How do you think Ice Cream Sandwich is going to aid your development process?
Well, with Sportscaster for example, we’re going to probably wait for Ice Cream Sandwich to offer a more tablet-optimized experience as it relates to Android. Right now, it works fantastic on phones and great on a 7-inch tablet. It’s okay on the bigger tablets but not as good as it should be. I am hoping that [ICS] will be easier for us, in that we won’t have to pay attention to the two different versions of Android. I’m not sure if it will be dramatic for us, but we definitely view it as beneficial from a labor standpoint.
I know my readers will want me to ask this last question. With the right API’s, what are the chances that we see a Google Pluscaster?

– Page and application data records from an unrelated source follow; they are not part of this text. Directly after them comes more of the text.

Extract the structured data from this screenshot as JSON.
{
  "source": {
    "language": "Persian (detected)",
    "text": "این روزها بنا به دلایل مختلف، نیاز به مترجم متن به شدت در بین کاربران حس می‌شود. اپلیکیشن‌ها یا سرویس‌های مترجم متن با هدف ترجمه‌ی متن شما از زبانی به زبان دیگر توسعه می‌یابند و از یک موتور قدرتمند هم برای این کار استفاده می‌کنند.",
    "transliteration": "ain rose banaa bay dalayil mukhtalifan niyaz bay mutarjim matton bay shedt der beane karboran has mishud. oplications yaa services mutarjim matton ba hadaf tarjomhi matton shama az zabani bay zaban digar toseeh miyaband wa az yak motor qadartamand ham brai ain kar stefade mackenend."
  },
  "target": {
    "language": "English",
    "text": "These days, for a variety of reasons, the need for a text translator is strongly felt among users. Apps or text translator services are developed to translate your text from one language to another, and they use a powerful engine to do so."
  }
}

Chances are incredibly good. [Laughter] I suspect that [rather than] launch it as a standalone app, my guess is we’ll build those capabilities into existing products. For example, right now with Tweetcaster, you can choose to update on Facebook as well as Twitter. It’s one of the things that several of our competitors aren’t going to do and the big networks aren’t going to allow you to update each other. We’ll probably add the ability to update to Google+ from Tweetcaster, so you can update Twitter, Facebook, and Google+ in one stroke. That’s one of the themes for me; I don’t want to have to update three times. One part will basically be just adding the capabilities to it, and then as a separate decision, will it justify its own free-standing app? Possibly.

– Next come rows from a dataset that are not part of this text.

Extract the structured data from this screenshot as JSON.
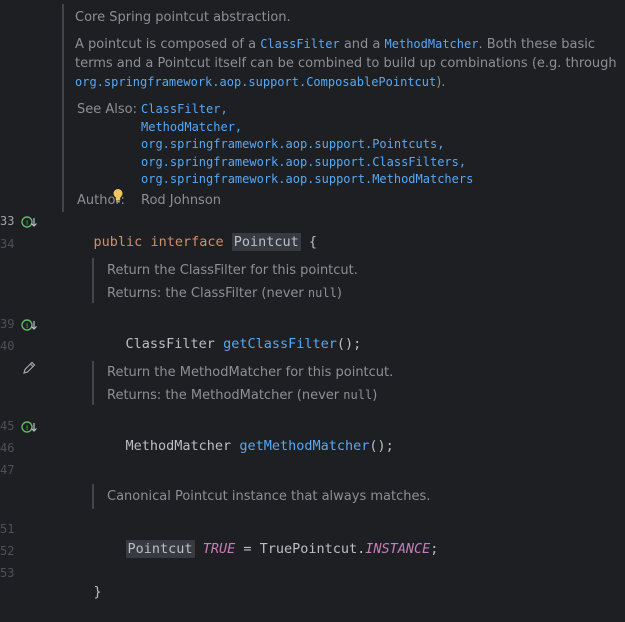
{
  "gutter": {
    "line_numbers": {
      "l33": "33",
      "l34": "34",
      "l39": "39",
      "l40": "40",
      "l45": "45",
      "l46": "46",
      "l47": "47",
      "l51": "51",
      "l52": "52",
      "l53": "53"
    }
  },
  "class_doc": {
    "summary": "Core Spring pointcut abstraction.",
    "para_1": "A pointcut is composed of a ",
    "classfilter_code": "ClassFilter",
    "para_2": " and a ",
    "methodmatcher_code": "MethodMatcher",
    "para_3": ". Both these basic terms and a Pointcut itself can be combined to build up combinations (e.g. through ",
    "composable_link": "org.springframework.aop.support.ComposablePointcut",
    "para_4": ").",
    "see_also_label": "See Also:",
    "see_also": [
      "ClassFilter,",
      "MethodMatcher,",
      "org.springframework.aop.support.Pointcuts,",
      "org.springframework.aop.support.ClassFilters,",
      "org.springframework.aop.support.MethodMatchers"
    ],
    "author_label": "Author:",
    "author_value": "Rod Johnson"
  },
  "code": {
    "public": "public",
    "interface": "interface",
    "pointcut_name": "Pointcut",
    "open_brace": " {",
    "classfilter_type": "ClassFilter",
    "get_class_filter": "getClassFilter",
    "parens_semicolon": "();",
    "methodmatcher_type": "MethodMatcher",
    "get_method_matcher": "getMethodMatcher",
    "pointcut_type": "Pointcut",
    "true_const": "TRUE",
    "assign": " = TruePointcut.",
    "instance_const": "INSTANCE",
    "semicolon": ";",
    "close_brace": "}"
  },
  "method_docs": {
    "class_filter_doc": "Return the ClassFilter for this pointcut.",
    "class_filter_returns": "Returns: the ClassFilter (never ",
    "method_matcher_doc": "Return the MethodMatcher for this pointcut.",
    "method_matcher_returns": "Returns: the MethodMatcher (never ",
    "null_code": "null",
    "close_paren": ")",
    "true_doc": "Canonical Pointcut instance that always matches."
  },
  "colors": {
    "background": "#1e1f22",
    "keyword": "#cf8e6d",
    "method": "#56a8f5",
    "constant": "#c77dbb",
    "doc_text": "#8c8f94"
  }
}
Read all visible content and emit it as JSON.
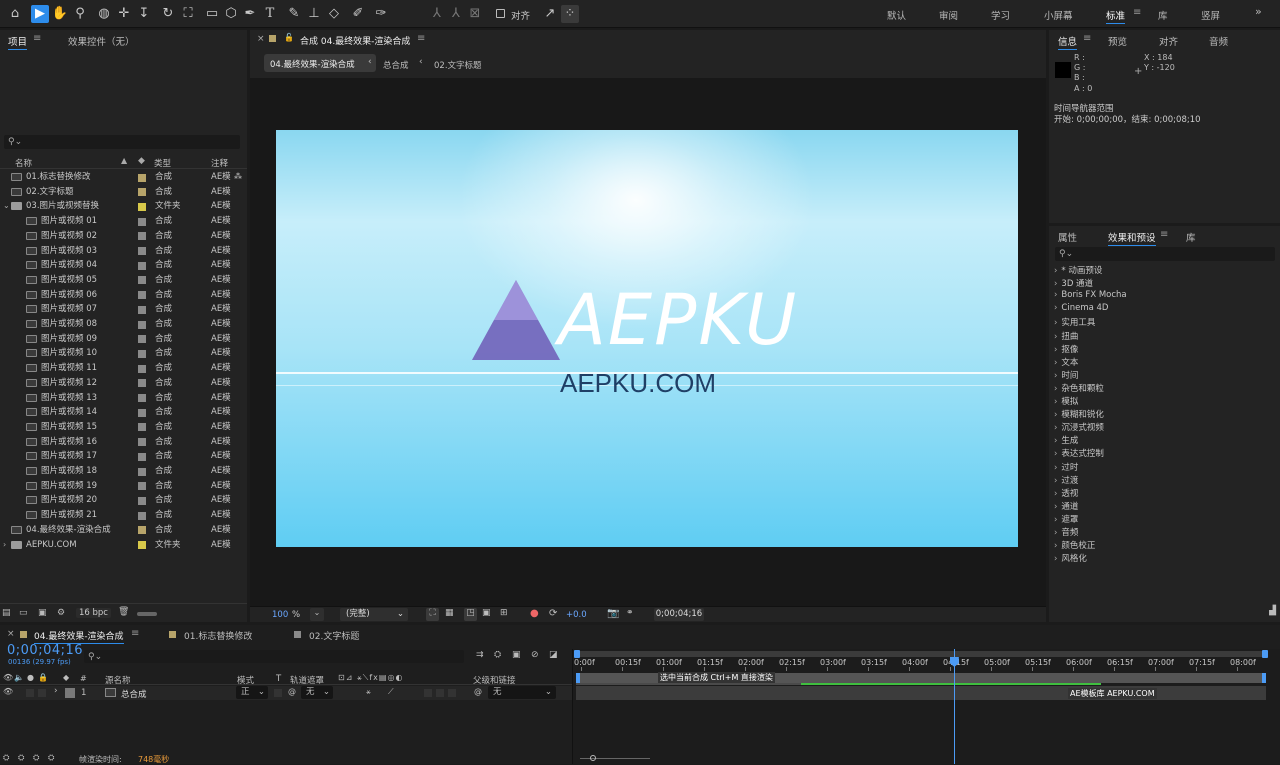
{
  "toolbar": {
    "align_label": "对齐",
    "workspaces": [
      "默认",
      "审阅",
      "学习",
      "小屏幕",
      "标准",
      "库",
      "竖屏"
    ],
    "active_workspace": "标准"
  },
  "project": {
    "tab_project": "项目",
    "tab_effects": "效果控件（无）",
    "columns": {
      "name": "名称",
      "type": "类型",
      "comment": "注释"
    },
    "items": [
      {
        "name": "01.标志替换修改",
        "type": "合成",
        "comment": "AE模",
        "label": "#b7a46a",
        "kind": "comp",
        "indent": 0,
        "comment_icon": true
      },
      {
        "name": "02.文字标题",
        "type": "合成",
        "comment": "AE模",
        "label": "#b7a46a",
        "kind": "comp",
        "indent": 0
      },
      {
        "name": "03.图片或视频替换",
        "type": "文件夹",
        "comment": "AE模",
        "label": "#d8c94a",
        "kind": "folder",
        "indent": 0,
        "open": true
      },
      {
        "name": "图片或视频 01",
        "type": "合成",
        "comment": "AE模",
        "label": "#8a8a8a",
        "kind": "comp",
        "indent": 1
      },
      {
        "name": "图片或视频 02",
        "type": "合成",
        "comment": "AE模",
        "label": "#8a8a8a",
        "kind": "comp",
        "indent": 1
      },
      {
        "name": "图片或视频 03",
        "type": "合成",
        "comment": "AE模",
        "label": "#8a8a8a",
        "kind": "comp",
        "indent": 1
      },
      {
        "name": "图片或视频 04",
        "type": "合成",
        "comment": "AE模",
        "label": "#8a8a8a",
        "kind": "comp",
        "indent": 1
      },
      {
        "name": "图片或视频 05",
        "type": "合成",
        "comment": "AE模",
        "label": "#8a8a8a",
        "kind": "comp",
        "indent": 1
      },
      {
        "name": "图片或视频 06",
        "type": "合成",
        "comment": "AE模",
        "label": "#8a8a8a",
        "kind": "comp",
        "indent": 1
      },
      {
        "name": "图片或视频 07",
        "type": "合成",
        "comment": "AE模",
        "label": "#8a8a8a",
        "kind": "comp",
        "indent": 1
      },
      {
        "name": "图片或视频 08",
        "type": "合成",
        "comment": "AE模",
        "label": "#8a8a8a",
        "kind": "comp",
        "indent": 1
      },
      {
        "name": "图片或视频 09",
        "type": "合成",
        "comment": "AE模",
        "label": "#8a8a8a",
        "kind": "comp",
        "indent": 1
      },
      {
        "name": "图片或视频 10",
        "type": "合成",
        "comment": "AE模",
        "label": "#8a8a8a",
        "kind": "comp",
        "indent": 1
      },
      {
        "name": "图片或视频 11",
        "type": "合成",
        "comment": "AE模",
        "label": "#8a8a8a",
        "kind": "comp",
        "indent": 1
      },
      {
        "name": "图片或视频 12",
        "type": "合成",
        "comment": "AE模",
        "label": "#8a8a8a",
        "kind": "comp",
        "indent": 1
      },
      {
        "name": "图片或视频 13",
        "type": "合成",
        "comment": "AE模",
        "label": "#8a8a8a",
        "kind": "comp",
        "indent": 1
      },
      {
        "name": "图片或视频 14",
        "type": "合成",
        "comment": "AE模",
        "label": "#8a8a8a",
        "kind": "comp",
        "indent": 1
      },
      {
        "name": "图片或视频 15",
        "type": "合成",
        "comment": "AE模",
        "label": "#8a8a8a",
        "kind": "comp",
        "indent": 1
      },
      {
        "name": "图片或视频 16",
        "type": "合成",
        "comment": "AE模",
        "label": "#8a8a8a",
        "kind": "comp",
        "indent": 1
      },
      {
        "name": "图片或视频 17",
        "type": "合成",
        "comment": "AE模",
        "label": "#8a8a8a",
        "kind": "comp",
        "indent": 1
      },
      {
        "name": "图片或视频 18",
        "type": "合成",
        "comment": "AE模",
        "label": "#8a8a8a",
        "kind": "comp",
        "indent": 1
      },
      {
        "name": "图片或视频 19",
        "type": "合成",
        "comment": "AE模",
        "label": "#8a8a8a",
        "kind": "comp",
        "indent": 1
      },
      {
        "name": "图片或视频 20",
        "type": "合成",
        "comment": "AE模",
        "label": "#8a8a8a",
        "kind": "comp",
        "indent": 1
      },
      {
        "name": "图片或视频 21",
        "type": "合成",
        "comment": "AE模",
        "label": "#8a8a8a",
        "kind": "comp",
        "indent": 1
      },
      {
        "name": "04.最终效果-渲染合成",
        "type": "合成",
        "comment": "AE模",
        "label": "#b7a46a",
        "kind": "comp",
        "indent": 0
      },
      {
        "name": "AEPKU.COM",
        "type": "文件夹",
        "comment": "AE模",
        "label": "#d8c94a",
        "kind": "folder",
        "indent": 0
      }
    ],
    "bpc": "16 bpc"
  },
  "composition": {
    "tab_title": "合成 04.最终效果-渲染合成",
    "breadcrumbs": [
      "04.最终效果-渲染合成",
      "总合成",
      "02.文字标题"
    ],
    "preview_logo": "AEPKU",
    "preview_url": "AEPKU.COM",
    "zoom": "100",
    "zoom_unit": "%",
    "resolution": "(完整)",
    "exposure": "+0.0",
    "timecode": "0;00;04;16"
  },
  "info": {
    "tabs": [
      "信息",
      "预览",
      "对齐",
      "音频"
    ],
    "r": "R :",
    "g": "G :",
    "b": "B :",
    "a": "A : 0",
    "x": "X : 184",
    "y": "Y : -120",
    "nav_title": "时间导航器范围",
    "nav_range": "开始: 0;00;00;00，结束: 0;00;08;10"
  },
  "effects": {
    "tabs": [
      "属性",
      "效果和预设",
      "库"
    ],
    "items": [
      "* 动画预设",
      "3D 通道",
      "Boris FX Mocha",
      "Cinema 4D",
      "实用工具",
      "扭曲",
      "抠像",
      "文本",
      "时间",
      "杂色和颗粒",
      "模拟",
      "模糊和锐化",
      "沉浸式视频",
      "生成",
      "表达式控制",
      "过时",
      "过渡",
      "透视",
      "通道",
      "遮罩",
      "音频",
      "颜色校正",
      "风格化"
    ]
  },
  "timeline": {
    "tabs": [
      "04.最终效果-渲染合成",
      "01.标志替换修改",
      "02.文字标题"
    ],
    "timecode": "0;00;04;16",
    "frame_info": "00136 (29.97 fps)",
    "headers": {
      "name": "源名称",
      "mode": "模式",
      "t": "T",
      "track_matte": "轨道遮罩",
      "parent": "父级和链接",
      "num": "#"
    },
    "ticks": [
      "0:00f",
      "00:15f",
      "01:00f",
      "01:15f",
      "02:00f",
      "02:15f",
      "03:00f",
      "03:15f",
      "04:00f",
      "04:15f",
      "05:00f",
      "05:15f",
      "06:00f",
      "06:15f",
      "07:00f",
      "07:15f",
      "08:00f"
    ],
    "work_area_label": "选中当前合成  Ctrl+M  直接渲染",
    "layer": {
      "index": "1",
      "name": "总合成",
      "mode": "正",
      "matte": "无",
      "parent": "无"
    },
    "layer_marker": "AE模板库  AEPKU.COM",
    "render_time_label": "帧渲染时间:",
    "render_time_value": "748毫秒",
    "playhead_fraction": 0.5476
  }
}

There’s no question that we’re good partners with Google and we want to do it. We’re playing around with the existing API’s but we’re waiting on more robust API’s to be made available. To that extent, not even just “Google Pluscaster,” we will add some of those capabilities to ChannelCaster as well. We’re about to add Google Reader as another ChannelCaster source, and there’s no question that if we’re going to have Facebook and Twitter as a source in ChannelCaster, Google Plus would absolutely be on the list. I’d say the chances are 100% to all of the above as long as the API’s are done in a robust enough way to allow us to deliver a high-quality and interesting, differentiating product.